After pulling the rifle out of the box, I raised the rings to their highest setting to make room for the magazine, topped off the air cylinder and had the rifle zeroed at 25 yards before the first magazine was empty.
In this case, “zeroed at 25 yards” equated to a single hole less than half-inch in diameter while shooting off sandbags. At the range for the first time, it took just a few clicks on the scope’s elevation adjustment to dial it in for 50 yards. I kept the zero at 50 yards. For longer range shooting I just relied on holdover, which was easy with the APR-2D MOA reticle on the Element Helix.
Diabolo-shaped pellets performed the best at 50 yards, though FX Hybrid Slugs were almost as good. Half-inch, ragged single hole groups were the norm. One day I tried some Beeman Crow Magnum hollow points that I had lying around and the group expanded to about an inch, but the wind was pretty stout that day so they’re probably not that bad.
The factory tune produced consistent velocities in the 830 feet per second range with the 25.4-grain FX Diabolo pellet. The regulator performed well, with most shot strings showing velocity variations of no more than 10 fps. I eventually bumped the regulator up a bit to 135 BAR and significantly increased the spring tension. That pushed the velocity up to a consistent 880 fps, creating roughly 43 foot-pounds of kinetic energy.
The more powerful tune produced my best groups, including one 50-yard five-shot group that measured ⅜-inch across. Ragged single-hole groups were the norm at 50 yards if the wind wasn’t too squirrely. My best four-shot group measured just .30 inches. Unfortunately, the fifth shot was a bit of a flyer and didn’t even touch the first hole. That hurt.
Groups loosened up at 100 yards, but it wasn’t unusual to put most shots from a magazine into a two-inch group. FX Hybrid Slugs grouped better than pellets at long range, even though the included barrel liner was not slug-optimized. Under the right conditions, with an appropriate barrel liner and tune, the FX Dreamline is certainly capable of 1-inch groups at 100 yards.

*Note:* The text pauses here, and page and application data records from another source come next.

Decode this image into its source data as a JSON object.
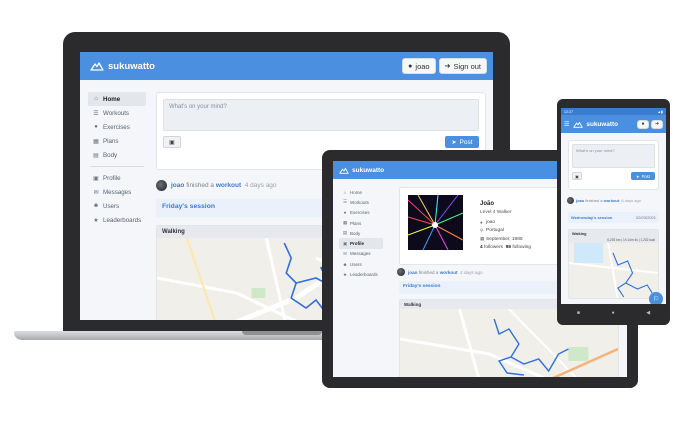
{
  "brand": {
    "name": "sukuwatto",
    "color": "#4a8fe0"
  },
  "laptop": {
    "header": {
      "user_label": "joao",
      "signout_label": "Sign out"
    },
    "sidebar": {
      "items": [
        {
          "label": "Home",
          "icon": "home-icon"
        },
        {
          "label": "Workouts",
          "icon": "list-icon"
        },
        {
          "label": "Exercises",
          "icon": "dumbbell-icon"
        },
        {
          "label": "Plans",
          "icon": "calendar-icon"
        },
        {
          "label": "Body",
          "icon": "body-icon"
        },
        {
          "label": "Profile",
          "icon": "id-card-icon"
        },
        {
          "label": "Messages",
          "icon": "comments-icon"
        },
        {
          "label": "Users",
          "icon": "users-icon"
        },
        {
          "label": "Leaderboards",
          "icon": "trophy-icon"
        }
      ]
    },
    "composer": {
      "placeholder": "What's on your mind?",
      "post_label": "Post"
    },
    "activity": {
      "user": "joao",
      "verb": "finished a",
      "object": "workout",
      "time": "4 days ago"
    },
    "session": {
      "title": "Friday's session"
    },
    "map": {
      "title": "Walking"
    }
  },
  "tablet": {
    "sidebar": {
      "items": [
        {
          "label": "Home"
        },
        {
          "label": "Workouts"
        },
        {
          "label": "Exercises"
        },
        {
          "label": "Plans"
        },
        {
          "label": "Body"
        },
        {
          "label": "Profile"
        },
        {
          "label": "Messages"
        },
        {
          "label": "Users"
        },
        {
          "label": "Leaderboards"
        }
      ]
    },
    "profile": {
      "name": "João",
      "level": "Level 4 Walker",
      "username": "joao",
      "country": "Portugal",
      "birth": "September, 1985",
      "followers_count": "4",
      "followers_label": "followers",
      "following_count": "98",
      "following_label": "following"
    },
    "activity": {
      "user": "joao",
      "verb": "finished a",
      "object": "workout",
      "time": "4 days ago"
    },
    "session": {
      "title": "Friday's session"
    },
    "map": {
      "title": "Walking"
    }
  },
  "phone": {
    "status": {
      "time": "12:27",
      "right": ""
    },
    "composer": {
      "placeholder": "What's on your mind?",
      "post_label": "Post"
    },
    "activity": {
      "user": "joao",
      "verb": "finished a",
      "object": "workout",
      "time": "6 days ago"
    },
    "session": {
      "title": "Wednesday's session",
      "date": "02/03/2021"
    },
    "map": {
      "title": "Walking",
      "stats": "6,292 km  |  1h 14m 4s  |  1,202 kcal"
    }
  },
  "colors": {
    "accent": "#4a8fe0",
    "route": "#2f6fe0",
    "map_bg": "#f1efe9"
  }
}
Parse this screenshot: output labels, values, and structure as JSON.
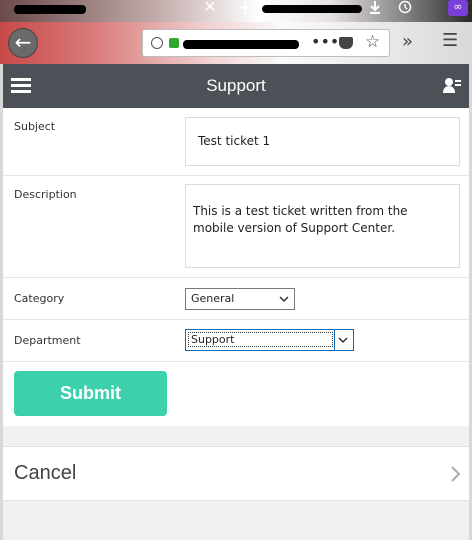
{
  "browser": {
    "icons": [
      "close-icon",
      "plus-icon",
      "download-icon",
      "clock-icon",
      "mask-icon",
      "back-icon",
      "info-icon",
      "lock-icon",
      "more-icon",
      "pocket-icon",
      "star-icon",
      "overflow-icon",
      "menu-icon"
    ],
    "close_glyph": "✕",
    "new_tab_glyph": "+",
    "more_glyph": "•••",
    "star_glyph": "☆",
    "overflow_glyph": "»",
    "menu_glyph": "☰",
    "back_glyph": "←"
  },
  "header": {
    "title": "Support"
  },
  "form": {
    "subject_label": "Subject",
    "subject_value": "Test ticket 1",
    "description_label": "Description",
    "description_value": "This is a test ticket written from the mobile version of Support Center.",
    "category_label": "Category",
    "category_value": "General",
    "department_label": "Department",
    "department_value": "Support",
    "submit_label": "Submit"
  },
  "cancel": {
    "label": "Cancel"
  },
  "colors": {
    "header_bg": "#4b5156",
    "submit_bg": "#3cd0ad",
    "focus_border": "#0a6ebd"
  }
}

The trade-off for more power is fewer shots per fill, of course. I typically got close to two magazines worth of full power shots per fill. Switch the transfer port to medium power and you’ll get double that, at least.
What the FX Dreamline Does Best
With a great combination of power and accuracy, the FX Dreamline Classic can be a fine hunting rifle. But add the GRS laminate stock option and what you have is a rifle that really stands out at the range. It will turn heads with its appearance and performance. The highly adjustable stock will help just about any shooter find a great position and maximize the rifle’s potential.
What the FX Dreamline Does Worst
The FX Dreamline with the GRS laminate stock option is not an overly complicated air rifle and is capable of excellent performance out of the box. However, shooters looking for a simple plinker or a hunting rifle to carry for miles through the woods have more practical and more economical options — including other Dreamlines. In this configuration the Dreamline Classic begs to be tuned and tinkered with, and also excels when outfitted with good glass. Sure, there will be some casual shooters willing to invest north of $2,000 for this rifle and a good scope. But this is really a rig for avid enthusiasts.
Does the FX Dreamline Deliver On its Mission?
With the GRS laminate stock option, the FX Dreamline Classic is designed as a great shooter that also features striking, attention-grabbing appearance. It fills that role just about perfectly.